Nov 2010

Weaving the conservation landscape: habitat connectivity and the future of the National Wildlife Refuge System


Could land use change threaten the US National Wildlife Refuge System? PhD student Chris Hamilton uses cutting-edge technologies to find an answer.
Nov 2010

Land-cover change, people and jaguars - remote sensing or close sensing?


Oscar Cardenas, an invited scientist in the SILVIS Lab, is working on the zoning of a biosphere reserve in Mexico where he studying jaguar habitat in order to assure the species presence for the future. While doing so, he's faced with social issues that are intrinsically and deeply related with natural resources protection and preservation and raise some new research questions.
Sep 2010

It's getting hot - heatwave and drought effects on birds


Climate change leads to increases in extreme weather. Tom Albright and co-authors investigate the effect of heatwaves and drought on bird abundance and diversity in the conterminous United States.
Aug 2010

Modeling habitat use patterns of critically endangered Siberian Cranes and other wintering waterbirds in Poyang Lake, People's Republic of China


Poyang Lake, one of China's most diverse wildlife areas, increasingly faces shifting use patterns and new threats to the wildlife and human communities who call it home. Ph.D. candidate James Burnham seeks to understand how changing lake hydro-dynamics and human impacts affect the local wildlife, particularly the critically endangered Siberian Crane.
Aug 2010

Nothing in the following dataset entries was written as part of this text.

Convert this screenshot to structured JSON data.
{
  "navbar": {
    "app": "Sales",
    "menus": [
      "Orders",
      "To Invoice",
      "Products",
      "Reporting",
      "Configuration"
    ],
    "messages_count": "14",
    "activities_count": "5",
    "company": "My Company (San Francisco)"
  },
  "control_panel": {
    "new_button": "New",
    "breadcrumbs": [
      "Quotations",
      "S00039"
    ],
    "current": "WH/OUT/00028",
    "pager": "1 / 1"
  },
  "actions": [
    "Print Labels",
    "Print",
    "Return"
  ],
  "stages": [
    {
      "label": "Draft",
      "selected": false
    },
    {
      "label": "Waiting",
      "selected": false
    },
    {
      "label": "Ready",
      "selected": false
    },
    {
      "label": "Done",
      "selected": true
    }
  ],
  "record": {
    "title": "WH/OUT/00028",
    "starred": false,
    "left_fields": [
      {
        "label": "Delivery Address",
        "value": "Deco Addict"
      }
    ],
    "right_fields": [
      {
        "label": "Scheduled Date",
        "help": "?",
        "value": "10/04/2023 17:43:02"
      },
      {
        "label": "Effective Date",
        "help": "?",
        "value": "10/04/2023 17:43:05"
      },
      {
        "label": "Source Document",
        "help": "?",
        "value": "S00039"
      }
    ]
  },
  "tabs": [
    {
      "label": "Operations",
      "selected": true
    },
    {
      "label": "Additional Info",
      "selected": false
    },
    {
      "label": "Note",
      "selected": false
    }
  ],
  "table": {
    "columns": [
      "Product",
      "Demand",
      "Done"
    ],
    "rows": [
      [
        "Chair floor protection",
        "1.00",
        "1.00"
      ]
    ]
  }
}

Something hit me: Moose movement and vehicle collisions in northern Sweden


In Sweden, moose are a national symbol, a major game species - and a hazard for car travel, with some 4,500 accidents per year. SILVIS researcher Wiebke Neumann is studying the patterns of moose movement and accident rates in order to improve safety to both moose and people.
Aug 2010

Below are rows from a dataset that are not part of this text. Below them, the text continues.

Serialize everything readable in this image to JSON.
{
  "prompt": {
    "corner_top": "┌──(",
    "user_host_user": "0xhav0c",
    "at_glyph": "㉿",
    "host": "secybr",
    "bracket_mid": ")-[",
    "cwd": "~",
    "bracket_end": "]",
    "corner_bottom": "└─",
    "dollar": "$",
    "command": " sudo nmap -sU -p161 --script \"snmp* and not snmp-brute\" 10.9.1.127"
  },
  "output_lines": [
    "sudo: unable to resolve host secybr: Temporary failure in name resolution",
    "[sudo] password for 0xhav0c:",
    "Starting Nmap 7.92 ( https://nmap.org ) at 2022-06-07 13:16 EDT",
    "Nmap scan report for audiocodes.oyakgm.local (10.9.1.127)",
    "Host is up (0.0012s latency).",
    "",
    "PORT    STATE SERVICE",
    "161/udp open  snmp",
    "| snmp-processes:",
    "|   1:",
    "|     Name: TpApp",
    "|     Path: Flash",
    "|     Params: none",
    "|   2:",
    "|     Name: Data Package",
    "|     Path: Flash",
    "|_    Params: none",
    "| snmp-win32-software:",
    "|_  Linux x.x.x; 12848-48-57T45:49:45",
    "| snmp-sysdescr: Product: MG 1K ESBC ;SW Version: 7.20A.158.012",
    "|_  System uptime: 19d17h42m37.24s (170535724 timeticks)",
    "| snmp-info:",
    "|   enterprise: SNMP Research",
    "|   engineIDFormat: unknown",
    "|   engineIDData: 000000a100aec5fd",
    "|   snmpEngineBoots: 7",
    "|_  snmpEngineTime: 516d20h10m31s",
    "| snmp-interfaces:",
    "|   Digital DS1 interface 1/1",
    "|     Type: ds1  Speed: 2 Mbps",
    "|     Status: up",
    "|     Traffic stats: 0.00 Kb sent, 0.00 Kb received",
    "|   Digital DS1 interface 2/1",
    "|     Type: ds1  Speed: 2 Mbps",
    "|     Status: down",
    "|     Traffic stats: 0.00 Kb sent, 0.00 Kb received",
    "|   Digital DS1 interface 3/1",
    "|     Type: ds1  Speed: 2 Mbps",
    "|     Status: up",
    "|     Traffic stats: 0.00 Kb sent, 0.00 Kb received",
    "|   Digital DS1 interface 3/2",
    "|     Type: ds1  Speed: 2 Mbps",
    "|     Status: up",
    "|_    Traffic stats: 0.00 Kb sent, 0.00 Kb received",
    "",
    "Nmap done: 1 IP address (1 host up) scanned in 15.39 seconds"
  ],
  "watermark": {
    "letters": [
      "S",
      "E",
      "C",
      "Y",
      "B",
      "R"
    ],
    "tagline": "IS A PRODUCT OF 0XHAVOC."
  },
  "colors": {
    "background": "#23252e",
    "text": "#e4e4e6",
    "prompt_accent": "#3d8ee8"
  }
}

Of lasers, forests, birds, and collaboration: using LiDAR to predict forest structure and songbird species richness


A 2005 news item in The Sauk Prairie Eagle prompted Adrian Lesak to dive right into the emerging field of laser remote sensing for forestry and biodiversity applications while forming an international research collaboration.
Jul 2010

Things aren't as they used to be: forest disturbance, birds, and the shifting baseline syndrome


Can a bumper sticker inspire innovative research? In the case of Chad Rittenhouse PhD, a chance sighting motivated an innovative line of research that questions how changes occur in the natural world and how we perceive and measure these changes.
Jul 2010

Post-USSR Land Cover Change in Eastern Europe - Socioeconomic Forcings, Effects on Biodiversity, and Future Scenarios


With an increasing human population and expanding impact on the environment, extinctions are happening at an unprecedented pace. So what would happen if people suddenly left the land and let it return to a natural state. Well, just such a scenario is playing out in Eastern Europe following the collapse of the former U.S.S.R..
Jan 2010

Can Wisconsin's Wood Warblers Cope With the Loss of Oaks?


The woodlands of the upper Midwest are undergoing a major transformation as oak forests and savannas are being replaced by maples. How will this transformation affect Wisconsin wildlife, such as our colorful migrant wood warblers? A field team led by SILVIS researcher and graduate student Eric Wood is trying to find out.
Jan 2010